The city's general plan was adopted at least 10 years prior to the adoption of the Project in May 1986. The most liberal statute of limitation applicable to a challenge to the general plan would be Code of Civil Procedure section 343 which provides, “an action for relief not hereinbefore provided for must be commenced within four years after the cause of action shall have accrued.” It is untimely for appellants to attack the general plan.
SHOT, an appellant herein in another case, previously challenged a trial court's determination that the plaintiff was barred by Code of Civil Procedure section 343 from attacking the sufficiency of the general plan, Save Hollywood Our Town v. City of Los Angeles, No. B030192, 2nd District (1988). In an unpublished opinion the Appeals Court upheld the trial court's decision. The same parties are before the court with the same issue for determination.
The trial court's determination that the Hollywood redevelopment plan conforms to the city's general plan is supported by substantial evidence.
THE AWARD OF COSTS AGAINST SHOT APPELLANTS WAS PROPER
The CRA and the City of Los Angeles filed a cost bill in the amount of $18,560.16; the court awarded costs against the SHOT appellants, and Susan Nelson, Karen Hale Wookey, Jamie Riehl and Katherine Armour only in the amount of $6,133.15. The court exercised its discretion in reducing the amount of costs requested. The parties against whom costs were assessed are not property owners within the project area.
Appellants contend that under the reasoning of In re Redevelopment Plan for Bunker Hill, supra, 61 Cal.2d 21, 71, 37 Cal.Rptr. 74, 389 P.2d 538, that costs cannot be assessed against an objector in validation proceedings. In the Bunker Hill case the court held that the clearance of blighted areas and the redevelopment thereof are public uses; that a property owner in the redevelopment area may be reluctant to give up her property resulting in eminent domain proceedings; and that even though the party may not prevail in the trial court or on appeal she would be entitled to be free from costs in litigation of the action. (Collier v. Merced Irr. Dist. (1931) 213 Cal. 554, 572, 2 P.2d 790.) The owner is entitled to full compensation for her property, free from costs.
The appellants herein who have been ordered to pay costs are not property owners within the project area. Their property will not be subject to condemnation and thus the assessment of costs would not reduce the value of their property.
The court specifically struck costs against any appellants who owned real property within the project area to conform to the Bunker Hill holding.
As the prevailing parties the respondents are entitled to the costs in the reduced amount awarded by the trial court. (Catello v. ITT General Controls (1984) 152 Cal.App.3d 1009, 1013, 200 Cal.Rptr. 4; Code Civ.Proc., §§ 1032, 868.)

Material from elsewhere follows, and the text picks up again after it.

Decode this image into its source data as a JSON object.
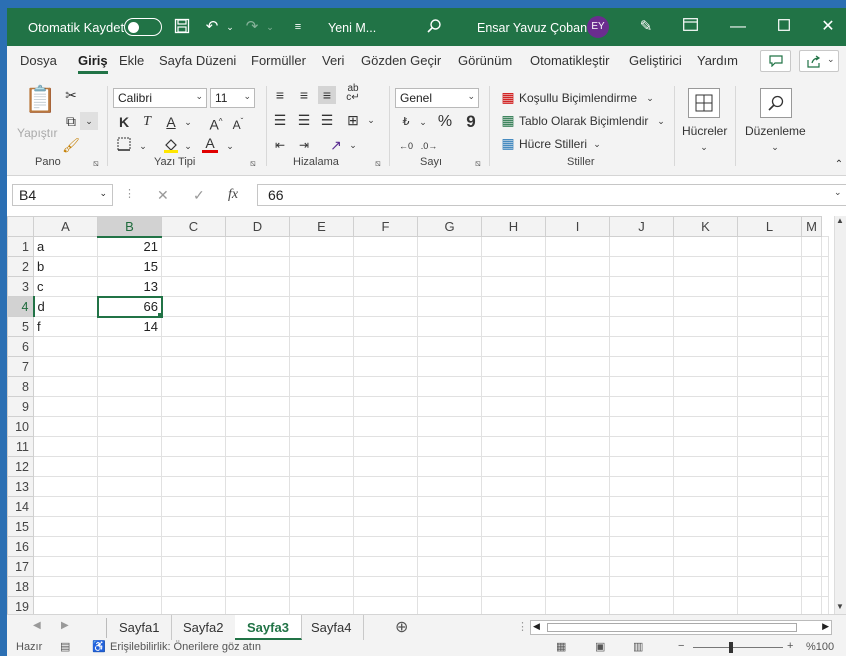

The judgment is affirmed.
KALIN, Associate Justice.* FN* Assigned by the Chairperson of the Judicial Council.
JOHNSON, Acting P.J., and FRED WOODS, J., concur.